Friday, April 10, 2009

Sperm Bank Sued for Supplying Bad Sperm

I don't have any professional training in ethics or law, but I can tell this is sure going to open up a can of worms. A 13 year old girl with Fragile X syndrome, which can lead to varying degrees of learning disability, is suing a sperm bank under product liability law. The sperm she was conceived with, which her mother bought from the bank in question, carried the genetic disorder (genetically, it's fairly easy to show it didn't come from mom).
"Donovan does not have to show that Idant was negligent, only that the sperm it provided was unsafe and caused injury. "It doesn't matter how much care was taken," says Daniel Thistle, the lawyer representing Donovan, based in Philadelphia, Pennsylvania."
According to Wikipedia (which we know is infallible), sperm donors may be subjected to various levels of genetic testing. Does anyone know if there are laws requiring them to test for certain disorders? I'd imagine some would be a good idea to test for, especially if they're dominantly inherited and late-onset like Huntington's*. Most recessive alleles are rare enough that there's not as much reason to test - that is, the odds of two random people carrying the same allele is incredibly low. At first glance you may think it's a good idea to hold sperm banks responsible for testing. I mean, you're selling a product, and you don't want to give someone a horrible disease, right?
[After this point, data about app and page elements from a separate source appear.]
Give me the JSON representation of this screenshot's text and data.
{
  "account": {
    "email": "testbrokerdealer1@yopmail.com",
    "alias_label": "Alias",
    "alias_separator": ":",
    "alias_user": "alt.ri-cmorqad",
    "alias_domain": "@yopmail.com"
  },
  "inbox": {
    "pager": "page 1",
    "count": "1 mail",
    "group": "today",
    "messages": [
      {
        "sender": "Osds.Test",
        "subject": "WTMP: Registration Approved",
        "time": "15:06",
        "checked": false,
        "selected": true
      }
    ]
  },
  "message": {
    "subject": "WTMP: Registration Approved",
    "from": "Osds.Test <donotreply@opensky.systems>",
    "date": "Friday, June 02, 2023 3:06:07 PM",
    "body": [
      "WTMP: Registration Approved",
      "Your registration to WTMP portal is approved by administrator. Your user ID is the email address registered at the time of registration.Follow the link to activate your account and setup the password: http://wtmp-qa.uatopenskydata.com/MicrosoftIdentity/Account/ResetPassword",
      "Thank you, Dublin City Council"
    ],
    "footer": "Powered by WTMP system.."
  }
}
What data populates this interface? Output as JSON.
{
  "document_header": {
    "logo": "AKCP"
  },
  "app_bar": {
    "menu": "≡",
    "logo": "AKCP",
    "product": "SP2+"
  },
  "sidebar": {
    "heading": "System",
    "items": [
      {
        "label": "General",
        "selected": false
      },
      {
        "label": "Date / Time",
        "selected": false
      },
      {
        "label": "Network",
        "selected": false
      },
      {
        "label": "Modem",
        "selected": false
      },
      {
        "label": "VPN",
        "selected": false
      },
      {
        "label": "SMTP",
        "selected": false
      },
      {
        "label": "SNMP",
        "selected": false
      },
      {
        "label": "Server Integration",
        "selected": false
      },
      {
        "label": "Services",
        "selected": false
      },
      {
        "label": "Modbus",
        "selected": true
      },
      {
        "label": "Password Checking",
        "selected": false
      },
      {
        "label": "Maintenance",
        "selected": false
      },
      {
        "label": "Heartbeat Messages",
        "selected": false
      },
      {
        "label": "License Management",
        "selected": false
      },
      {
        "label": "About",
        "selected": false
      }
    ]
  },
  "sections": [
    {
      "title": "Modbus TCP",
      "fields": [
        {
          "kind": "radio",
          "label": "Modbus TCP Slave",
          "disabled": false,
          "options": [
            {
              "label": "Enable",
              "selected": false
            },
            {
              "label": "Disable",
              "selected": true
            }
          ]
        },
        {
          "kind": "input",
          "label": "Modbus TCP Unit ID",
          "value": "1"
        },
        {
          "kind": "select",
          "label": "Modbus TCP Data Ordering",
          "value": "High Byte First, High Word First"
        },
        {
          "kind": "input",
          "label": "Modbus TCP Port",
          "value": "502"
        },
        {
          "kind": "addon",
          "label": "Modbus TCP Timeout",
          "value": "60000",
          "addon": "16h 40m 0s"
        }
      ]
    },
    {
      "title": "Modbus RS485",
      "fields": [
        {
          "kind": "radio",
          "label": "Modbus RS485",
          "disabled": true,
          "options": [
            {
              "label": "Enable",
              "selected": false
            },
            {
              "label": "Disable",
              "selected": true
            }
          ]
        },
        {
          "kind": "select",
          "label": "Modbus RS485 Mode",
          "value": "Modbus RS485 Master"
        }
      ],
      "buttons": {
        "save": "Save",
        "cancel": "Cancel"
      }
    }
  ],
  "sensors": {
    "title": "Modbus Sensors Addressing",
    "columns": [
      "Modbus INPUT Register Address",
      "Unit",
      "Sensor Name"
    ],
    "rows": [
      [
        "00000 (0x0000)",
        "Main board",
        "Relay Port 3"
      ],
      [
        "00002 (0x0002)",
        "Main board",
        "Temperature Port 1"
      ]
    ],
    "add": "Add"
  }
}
Well, things aren't as simple as they seem. No two sperm are identical, and errors do occur. A single point mutation that occurs at extremely high rates is the cause of the most common form of dwarfism. A one in a million occurrence isn't going to show up in any sort of genetic testing you may do on a semen sample. The same holds true for any sort of disorder that results from aberrant chromosome number (Down Syndrome, Klinefelter's Syndrome, etc).
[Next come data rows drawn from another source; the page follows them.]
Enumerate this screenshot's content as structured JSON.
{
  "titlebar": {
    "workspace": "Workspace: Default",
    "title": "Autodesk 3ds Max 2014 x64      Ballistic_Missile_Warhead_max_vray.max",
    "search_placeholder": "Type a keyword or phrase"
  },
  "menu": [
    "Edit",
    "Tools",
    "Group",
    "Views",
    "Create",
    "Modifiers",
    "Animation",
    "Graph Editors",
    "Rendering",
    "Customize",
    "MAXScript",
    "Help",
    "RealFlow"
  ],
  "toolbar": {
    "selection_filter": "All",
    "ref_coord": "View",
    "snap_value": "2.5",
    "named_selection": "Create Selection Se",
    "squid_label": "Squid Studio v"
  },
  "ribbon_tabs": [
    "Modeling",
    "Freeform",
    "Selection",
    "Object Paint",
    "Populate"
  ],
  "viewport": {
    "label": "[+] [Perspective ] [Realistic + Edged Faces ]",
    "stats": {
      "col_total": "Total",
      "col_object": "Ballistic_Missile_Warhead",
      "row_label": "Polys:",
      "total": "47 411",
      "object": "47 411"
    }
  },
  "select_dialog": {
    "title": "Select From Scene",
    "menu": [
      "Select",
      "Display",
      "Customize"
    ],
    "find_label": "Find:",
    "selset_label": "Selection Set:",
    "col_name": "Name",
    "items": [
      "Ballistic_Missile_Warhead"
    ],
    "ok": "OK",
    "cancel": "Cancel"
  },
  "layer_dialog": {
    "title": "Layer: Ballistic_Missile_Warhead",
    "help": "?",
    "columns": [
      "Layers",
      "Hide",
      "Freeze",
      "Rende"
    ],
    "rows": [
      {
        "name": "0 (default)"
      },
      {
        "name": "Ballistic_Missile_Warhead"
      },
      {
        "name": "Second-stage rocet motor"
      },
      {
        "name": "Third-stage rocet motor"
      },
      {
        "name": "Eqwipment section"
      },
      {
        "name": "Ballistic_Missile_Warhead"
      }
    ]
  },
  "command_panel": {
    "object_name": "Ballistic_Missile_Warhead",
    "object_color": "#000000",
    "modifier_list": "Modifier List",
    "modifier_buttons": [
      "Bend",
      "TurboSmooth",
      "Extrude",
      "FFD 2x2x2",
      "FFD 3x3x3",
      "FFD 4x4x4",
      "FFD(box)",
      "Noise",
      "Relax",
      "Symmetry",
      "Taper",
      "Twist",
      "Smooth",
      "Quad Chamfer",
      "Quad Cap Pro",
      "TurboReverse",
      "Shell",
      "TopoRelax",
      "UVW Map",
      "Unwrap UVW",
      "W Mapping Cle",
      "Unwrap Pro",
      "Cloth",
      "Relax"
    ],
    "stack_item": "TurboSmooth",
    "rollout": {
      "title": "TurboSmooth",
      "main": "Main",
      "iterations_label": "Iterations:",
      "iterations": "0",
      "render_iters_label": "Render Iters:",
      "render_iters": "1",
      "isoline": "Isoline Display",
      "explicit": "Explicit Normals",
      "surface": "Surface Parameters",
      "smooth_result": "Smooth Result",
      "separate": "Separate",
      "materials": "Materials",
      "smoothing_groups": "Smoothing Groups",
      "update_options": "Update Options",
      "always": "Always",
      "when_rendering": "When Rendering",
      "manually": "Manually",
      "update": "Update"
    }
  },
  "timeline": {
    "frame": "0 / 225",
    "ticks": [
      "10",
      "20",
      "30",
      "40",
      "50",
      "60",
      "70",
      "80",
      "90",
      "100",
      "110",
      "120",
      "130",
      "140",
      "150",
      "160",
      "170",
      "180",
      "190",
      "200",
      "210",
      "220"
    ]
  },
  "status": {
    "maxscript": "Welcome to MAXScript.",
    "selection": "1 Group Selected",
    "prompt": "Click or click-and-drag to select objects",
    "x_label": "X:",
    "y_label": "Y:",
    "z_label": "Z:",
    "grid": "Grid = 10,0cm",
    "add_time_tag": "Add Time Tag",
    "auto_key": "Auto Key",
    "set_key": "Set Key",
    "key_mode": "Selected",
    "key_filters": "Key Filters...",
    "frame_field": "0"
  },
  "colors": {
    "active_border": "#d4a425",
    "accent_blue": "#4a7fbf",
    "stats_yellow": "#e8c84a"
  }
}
Even family history can't always alert us to a problem. This girl's situation is the perfect example. Fragile-X is a dominant X-linked disorder, so you should be able to see it in males, right? Well, not exactly. Fragile-X is caused by having too many trinucleotide repeats, much like Huntington's. Trinucleotide repeats like to do this thing called genetic anticipation, where in every generation they expand and make more and more copies. So while daddy's repeat number (and all of his family members') may be in the "normal" range, after expansion, there may be enough repeats to cause the syndrome. The number can also vary from sperm to sperm, so there's no good way to test this.

So you can see why if she wins, this is going to set a scary precedent. Sperm banks can screen like crazy, but there's always the possibility of getting some bad sperm. It's ridiculous to think you can sue them because something turns out wrong. Anyone who's ever reproduced is taking that same risk. In fact, it's probably lower because most people don't do genetic screening unless there's reason to be afraid. Sperm bank sperm is probably a safer bet than your man. So, should you be able to sue your spouse for providing bad genetic material? I certainly don't think so, but who knows...maybe the ensuing paranoia over reproducing would help fight our overpopulation problem.

Let's hope the judge on this case has some basic understanding of genetics.

*Of course, then you get into the whole ethical debate about whether or not to notify the donor or his children if he does have Huntington's...but that's a whole other issue.


  1. Huh. As the new reader who has an uncomfortable amount of professional training in both ethics and law, and without actually having read the filings or ruling so far in the case, this sounds really dumb.

    It's fairly standard to have strict liability (liability without negligence) for defective products in the U.S., but the rationale that hinges in large part on it being reasonably cheap for the manufacturer of a product to avoid the risks of injury. Something like a sperm bank seems to very poorly fit into that category.

    It's also a little bizarre to think that the sperm bank exposes its customers to any kind of risk, for the reason you mention (that the customer is going to be exposed to the same or worse risks no matter how she tries to bring about her goal -- the risks just come with the activity).

    (Aieee, it's a little unnerving to be the first commenter on several posts in a row. I swear I'm not weird.)

  2. Don't feel weird about commenting! Knowing I'm keeping at least one person interested is great ;P

  3. Suing your parents for crappy genetics was used as a darkly funny narrative device in Kurt Vonnegut's short story "The Big Space Fuck." It's such a shame that life imitates even the art it shouldn't.

  4. I have donated sperm and it involved being tested for a whole page of inheritable diseases, and requires a follow up 3 months after donation to redo all the tests before the sperm is used.

    Well at least I know I'm inheritable disease free. Maybe I should put that on a tshirt!